> _Exercise directions_: Taking the material as a whole, state how many of its lines contain "motor". Write the number and nothing more.

.....

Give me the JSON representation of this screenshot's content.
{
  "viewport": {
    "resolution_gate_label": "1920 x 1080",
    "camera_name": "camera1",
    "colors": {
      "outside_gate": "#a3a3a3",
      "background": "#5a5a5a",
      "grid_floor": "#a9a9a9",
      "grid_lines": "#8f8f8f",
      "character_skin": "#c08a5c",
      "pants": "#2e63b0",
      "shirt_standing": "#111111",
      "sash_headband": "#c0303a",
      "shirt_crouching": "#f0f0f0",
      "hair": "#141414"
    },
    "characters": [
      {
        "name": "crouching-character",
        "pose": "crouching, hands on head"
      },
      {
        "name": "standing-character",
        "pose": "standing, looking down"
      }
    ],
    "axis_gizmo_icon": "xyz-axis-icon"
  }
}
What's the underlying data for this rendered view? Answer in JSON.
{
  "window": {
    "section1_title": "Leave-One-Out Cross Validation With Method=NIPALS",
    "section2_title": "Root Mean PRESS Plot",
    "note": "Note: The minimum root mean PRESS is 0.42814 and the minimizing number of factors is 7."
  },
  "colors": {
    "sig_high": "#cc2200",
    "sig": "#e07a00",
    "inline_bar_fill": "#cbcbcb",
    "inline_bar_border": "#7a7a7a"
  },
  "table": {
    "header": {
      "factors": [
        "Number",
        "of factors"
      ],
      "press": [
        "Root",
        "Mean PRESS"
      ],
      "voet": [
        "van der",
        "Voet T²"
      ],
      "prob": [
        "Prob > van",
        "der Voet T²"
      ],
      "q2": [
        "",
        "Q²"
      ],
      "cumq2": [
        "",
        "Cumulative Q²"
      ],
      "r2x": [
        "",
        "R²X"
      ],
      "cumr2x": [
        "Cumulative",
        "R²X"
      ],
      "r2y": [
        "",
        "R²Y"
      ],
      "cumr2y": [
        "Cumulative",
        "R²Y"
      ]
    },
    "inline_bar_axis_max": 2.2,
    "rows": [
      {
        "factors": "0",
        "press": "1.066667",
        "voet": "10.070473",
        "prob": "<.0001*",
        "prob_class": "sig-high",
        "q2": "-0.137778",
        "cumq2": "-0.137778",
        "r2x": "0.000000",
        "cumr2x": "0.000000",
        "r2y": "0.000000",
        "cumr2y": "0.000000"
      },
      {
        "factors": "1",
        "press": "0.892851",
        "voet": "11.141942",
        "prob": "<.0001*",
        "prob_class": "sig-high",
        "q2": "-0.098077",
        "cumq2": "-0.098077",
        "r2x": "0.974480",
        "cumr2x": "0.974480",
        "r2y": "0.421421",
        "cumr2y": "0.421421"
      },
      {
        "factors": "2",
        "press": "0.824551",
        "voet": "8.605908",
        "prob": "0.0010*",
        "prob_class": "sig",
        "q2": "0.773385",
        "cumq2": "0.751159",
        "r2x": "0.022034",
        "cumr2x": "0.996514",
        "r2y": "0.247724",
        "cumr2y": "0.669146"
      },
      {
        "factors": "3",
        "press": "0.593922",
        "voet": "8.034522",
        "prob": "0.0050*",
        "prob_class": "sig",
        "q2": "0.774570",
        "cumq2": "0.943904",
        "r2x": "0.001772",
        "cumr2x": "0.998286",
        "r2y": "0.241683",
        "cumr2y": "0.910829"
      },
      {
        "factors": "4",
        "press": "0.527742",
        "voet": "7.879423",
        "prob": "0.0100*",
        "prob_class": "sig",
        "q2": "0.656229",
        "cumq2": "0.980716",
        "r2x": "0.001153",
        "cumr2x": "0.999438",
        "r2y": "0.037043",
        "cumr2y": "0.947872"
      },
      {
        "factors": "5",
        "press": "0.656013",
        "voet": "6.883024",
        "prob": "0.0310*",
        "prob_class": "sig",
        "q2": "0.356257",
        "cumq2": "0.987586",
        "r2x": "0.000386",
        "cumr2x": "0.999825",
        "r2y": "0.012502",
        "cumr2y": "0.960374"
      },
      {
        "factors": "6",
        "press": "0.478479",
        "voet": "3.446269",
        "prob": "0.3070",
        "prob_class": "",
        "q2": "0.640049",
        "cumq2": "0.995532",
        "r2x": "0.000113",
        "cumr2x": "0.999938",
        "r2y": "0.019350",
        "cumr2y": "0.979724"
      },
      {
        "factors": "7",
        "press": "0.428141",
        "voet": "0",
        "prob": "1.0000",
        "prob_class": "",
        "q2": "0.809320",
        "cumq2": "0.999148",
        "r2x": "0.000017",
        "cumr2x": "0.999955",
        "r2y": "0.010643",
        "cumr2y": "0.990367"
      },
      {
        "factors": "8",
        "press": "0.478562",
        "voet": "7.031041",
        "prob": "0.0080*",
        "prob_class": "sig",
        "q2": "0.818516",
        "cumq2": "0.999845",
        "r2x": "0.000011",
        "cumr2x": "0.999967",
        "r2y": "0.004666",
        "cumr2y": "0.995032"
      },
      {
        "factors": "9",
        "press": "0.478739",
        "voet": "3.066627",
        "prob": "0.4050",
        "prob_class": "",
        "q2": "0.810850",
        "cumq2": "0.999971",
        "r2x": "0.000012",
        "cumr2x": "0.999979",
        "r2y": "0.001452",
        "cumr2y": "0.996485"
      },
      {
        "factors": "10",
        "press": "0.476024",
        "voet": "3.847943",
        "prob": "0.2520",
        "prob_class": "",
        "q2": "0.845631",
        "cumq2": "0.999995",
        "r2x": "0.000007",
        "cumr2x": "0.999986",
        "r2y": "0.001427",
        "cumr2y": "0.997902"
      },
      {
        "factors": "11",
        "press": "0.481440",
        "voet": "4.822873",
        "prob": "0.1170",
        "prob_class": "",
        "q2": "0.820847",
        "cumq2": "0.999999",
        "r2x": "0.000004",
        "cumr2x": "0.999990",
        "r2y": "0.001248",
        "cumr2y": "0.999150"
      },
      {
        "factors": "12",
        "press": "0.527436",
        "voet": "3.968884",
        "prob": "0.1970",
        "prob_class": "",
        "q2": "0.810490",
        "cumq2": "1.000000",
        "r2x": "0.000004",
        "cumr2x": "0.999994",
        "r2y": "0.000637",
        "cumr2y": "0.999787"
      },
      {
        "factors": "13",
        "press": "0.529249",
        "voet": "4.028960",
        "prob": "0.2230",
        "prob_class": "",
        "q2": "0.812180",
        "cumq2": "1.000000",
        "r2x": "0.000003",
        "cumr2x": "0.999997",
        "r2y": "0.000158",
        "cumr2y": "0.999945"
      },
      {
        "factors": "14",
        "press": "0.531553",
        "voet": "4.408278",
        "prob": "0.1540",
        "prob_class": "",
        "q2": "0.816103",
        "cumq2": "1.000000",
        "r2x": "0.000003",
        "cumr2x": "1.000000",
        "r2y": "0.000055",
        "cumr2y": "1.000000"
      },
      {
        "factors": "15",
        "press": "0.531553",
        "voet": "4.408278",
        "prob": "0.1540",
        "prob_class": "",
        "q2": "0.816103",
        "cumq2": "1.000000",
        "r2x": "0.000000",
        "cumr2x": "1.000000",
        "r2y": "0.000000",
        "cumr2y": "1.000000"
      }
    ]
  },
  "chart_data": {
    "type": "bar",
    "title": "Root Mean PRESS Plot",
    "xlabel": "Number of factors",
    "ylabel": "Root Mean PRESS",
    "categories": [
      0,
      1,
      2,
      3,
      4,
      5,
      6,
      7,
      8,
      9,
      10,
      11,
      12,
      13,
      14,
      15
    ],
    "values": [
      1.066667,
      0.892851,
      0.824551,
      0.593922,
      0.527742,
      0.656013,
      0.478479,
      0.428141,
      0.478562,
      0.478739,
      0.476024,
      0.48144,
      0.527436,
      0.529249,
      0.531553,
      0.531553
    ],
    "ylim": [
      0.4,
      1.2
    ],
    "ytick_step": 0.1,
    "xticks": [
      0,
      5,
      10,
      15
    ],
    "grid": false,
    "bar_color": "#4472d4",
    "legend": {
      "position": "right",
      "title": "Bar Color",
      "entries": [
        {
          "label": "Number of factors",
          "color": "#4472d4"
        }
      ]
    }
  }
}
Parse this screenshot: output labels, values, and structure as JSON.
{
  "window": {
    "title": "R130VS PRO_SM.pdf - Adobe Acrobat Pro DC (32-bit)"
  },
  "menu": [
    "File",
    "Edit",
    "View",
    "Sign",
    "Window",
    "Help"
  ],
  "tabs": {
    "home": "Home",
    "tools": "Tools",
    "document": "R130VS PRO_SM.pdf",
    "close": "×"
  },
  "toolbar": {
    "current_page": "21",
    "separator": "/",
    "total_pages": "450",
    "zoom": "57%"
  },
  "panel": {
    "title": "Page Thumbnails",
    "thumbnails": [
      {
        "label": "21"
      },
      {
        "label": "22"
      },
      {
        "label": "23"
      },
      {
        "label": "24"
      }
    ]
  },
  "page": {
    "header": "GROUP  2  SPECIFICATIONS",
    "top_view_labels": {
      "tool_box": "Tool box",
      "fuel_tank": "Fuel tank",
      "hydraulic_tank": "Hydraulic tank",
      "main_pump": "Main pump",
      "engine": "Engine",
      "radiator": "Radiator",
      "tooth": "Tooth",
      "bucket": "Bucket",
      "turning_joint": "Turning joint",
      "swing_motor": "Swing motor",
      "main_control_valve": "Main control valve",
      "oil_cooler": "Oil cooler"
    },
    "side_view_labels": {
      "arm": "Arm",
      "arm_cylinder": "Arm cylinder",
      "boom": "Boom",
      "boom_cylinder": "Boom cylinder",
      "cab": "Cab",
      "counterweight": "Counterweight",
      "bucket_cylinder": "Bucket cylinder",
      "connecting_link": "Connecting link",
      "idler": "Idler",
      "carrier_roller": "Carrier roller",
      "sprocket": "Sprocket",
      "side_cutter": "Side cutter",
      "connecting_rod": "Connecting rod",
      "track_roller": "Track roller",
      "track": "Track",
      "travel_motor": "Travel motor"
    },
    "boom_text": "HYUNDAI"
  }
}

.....

> _Task result_: 2